A Calliphoridae fly also known as “Blow fly”, from an older English term for meat that had eggs laid on it, which was said to be fly blown. He was blowing a bubble of water, and then inhaled it again. There are many theories for this behaviour (to aid digestion, to cool the body, being sick, cleaning their mouthparts etc.) but no one knows for sure.
A beautiful hoverfly (Eupeodes corollae) on a dandelion (Taraxacum) 🙂
When I was a child, I thought these flies were unusually fast little bees or wasps but their coloring is a Batesian mimicry and they’re harmless. In fact, they do a lot of good as their larvae prey upon pest insects (which spread some diseases such as “curly top”) and adults feed on nectar and help to pollinate the flowers (which probably is why they’re sometimes called flower flies).

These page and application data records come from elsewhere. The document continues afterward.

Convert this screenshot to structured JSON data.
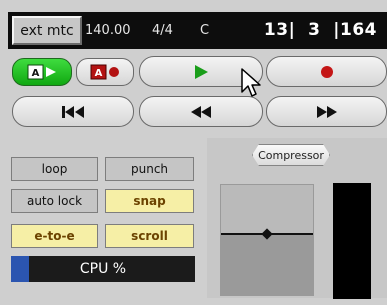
{
  "status_bar": {
    "sync_label": "ext mtc",
    "tempo": "140.00",
    "meter": "4/4",
    "key": "C",
    "position": "13|  3  |164"
  },
  "transport": {
    "row1": [
      {
        "name": "auto-play-button",
        "icon": "auto-play-icon"
      },
      {
        "name": "auto-return-button",
        "icon": "auto-return-icon"
      },
      {
        "name": "play-button",
        "icon": "play-icon"
      },
      {
        "name": "record-button",
        "icon": "record-icon"
      }
    ],
    "row2": [
      {
        "name": "goto-start-button",
        "icon": "goto-start-icon"
      },
      {
        "name": "rewind-button",
        "icon": "rewind-icon"
      },
      {
        "name": "fast-forward-button",
        "icon": "fast-forward-icon"
      }
    ]
  },
  "options": {
    "loop": {
      "label": "loop",
      "active": false
    },
    "punch": {
      "label": "punch",
      "active": false
    },
    "auto_lock": {
      "label": "auto lock",
      "active": false
    },
    "snap": {
      "label": "snap",
      "active": true
    },
    "e_to_e": {
      "label": "e-to-e",
      "active": true
    },
    "scroll": {
      "label": "scroll",
      "active": true
    }
  },
  "cpu": {
    "label": "CPU %",
    "fraction": 0.1
  },
  "plugin": {
    "name": "Compressor",
    "fader_fraction": 0.55
  },
  "colors": {
    "status_bg": "#0d0d0d",
    "active_green": "#22c222",
    "play_green": "#1a9e1a",
    "record_red": "#c41616",
    "option_active": "#f6efa6",
    "cpu_fill": "#2b55b0"
  }
}
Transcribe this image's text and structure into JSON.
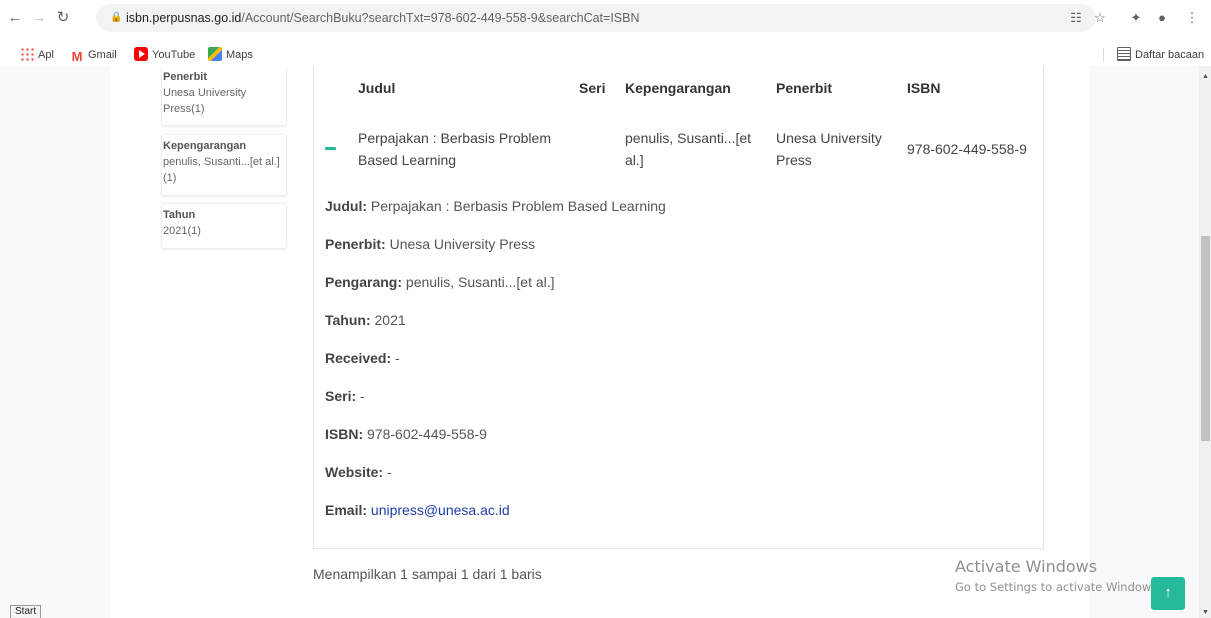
{
  "browser": {
    "url_host": "isbn.perpusnas.go.id",
    "url_path": "/Account/SearchBuku?searchTxt=978-602-449-558-9&searchCat=ISBN",
    "back_icon": "arrow-left-icon",
    "forward_icon": "arrow-right-icon",
    "reload_icon": "reload-icon"
  },
  "bookmarks": {
    "apps": "Apl",
    "gmail": "Gmail",
    "youtube": "YouTube",
    "maps": "Maps",
    "reading_list": "Daftar bacaan"
  },
  "facets": [
    {
      "title": "Penerbit",
      "value": "Unesa University Press(1)"
    },
    {
      "title": "Kepengarangan",
      "value": "penulis, Susanti...[et al.](1)"
    },
    {
      "title": "Tahun",
      "value": "2021(1)"
    }
  ],
  "table": {
    "headers": {
      "judul": "Judul",
      "seri": "Seri",
      "kepengarangan": "Kepengarangan",
      "penerbit": "Penerbit",
      "isbn": "ISBN"
    },
    "row": {
      "judul": "Perpajakan : Berbasis Problem Based Learning",
      "seri": "",
      "kepengarangan": "penulis, Susanti...[et al.]",
      "penerbit": "Unesa University Press",
      "isbn": "978-602-449-558-9"
    }
  },
  "details": [
    {
      "label": "Judul:",
      "value": "Perpajakan : Berbasis Problem Based Learning"
    },
    {
      "label": "Penerbit:",
      "value": "Unesa University Press"
    },
    {
      "label": "Pengarang:",
      "value": "penulis, Susanti...[et al.]"
    },
    {
      "label": "Tahun:",
      "value": "2021"
    },
    {
      "label": "Received:",
      "value": "-"
    },
    {
      "label": "Seri:",
      "value": "-"
    },
    {
      "label": "ISBN:",
      "value": "978-602-449-558-9"
    },
    {
      "label": "Website:",
      "value": "-"
    },
    {
      "label": "Email:",
      "value": "unipress@unesa.ac.id"
    }
  ],
  "pager_text": "Menampilkan 1 sampai 1 dari 1 baris",
  "watermark": {
    "line1": "Activate Windows",
    "line2": "Go to Settings to activate Windows."
  },
  "start_label": "Start",
  "colors": {
    "accent": "#26b99a",
    "link": "#1a3ea8"
  }
}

The yellow dung fly (Scathophaga stercoraria) spend their lives on dung, or looking for it. They are predators and the dung supplies their breeding and hunting ground. They hunt by ambushing insects visiting the dung. Here’s a male dung fly having dinner, its prey so big that I first thought I was interrupting an intimate moment with a lady dung fly 😉
This fly has a second face in its face! 😀 It kind of looks like a cartoon character wearing huge headphones.
Anthrax anthrax, is a species of fly in the family Bombyliidae. It’s a fairly large fly, the body length is 10 mm. The body is black with four white markings at tergum 2 and 3 and two white markings at the end of the abdomen. Tergum 1 is black with tufts of white hairs at the side (visible when hovering, thus not in this picture). The wings are mostly black, only the tops are transparant, and the veins are dark brown. It kind of looks like the wings have been painted with watercolour, I think the pattern is quite nice. 🙂
(1) Flesh Fly (Sarcophaga)
(2) Red Admiral butterfly (Vanessa atalanta)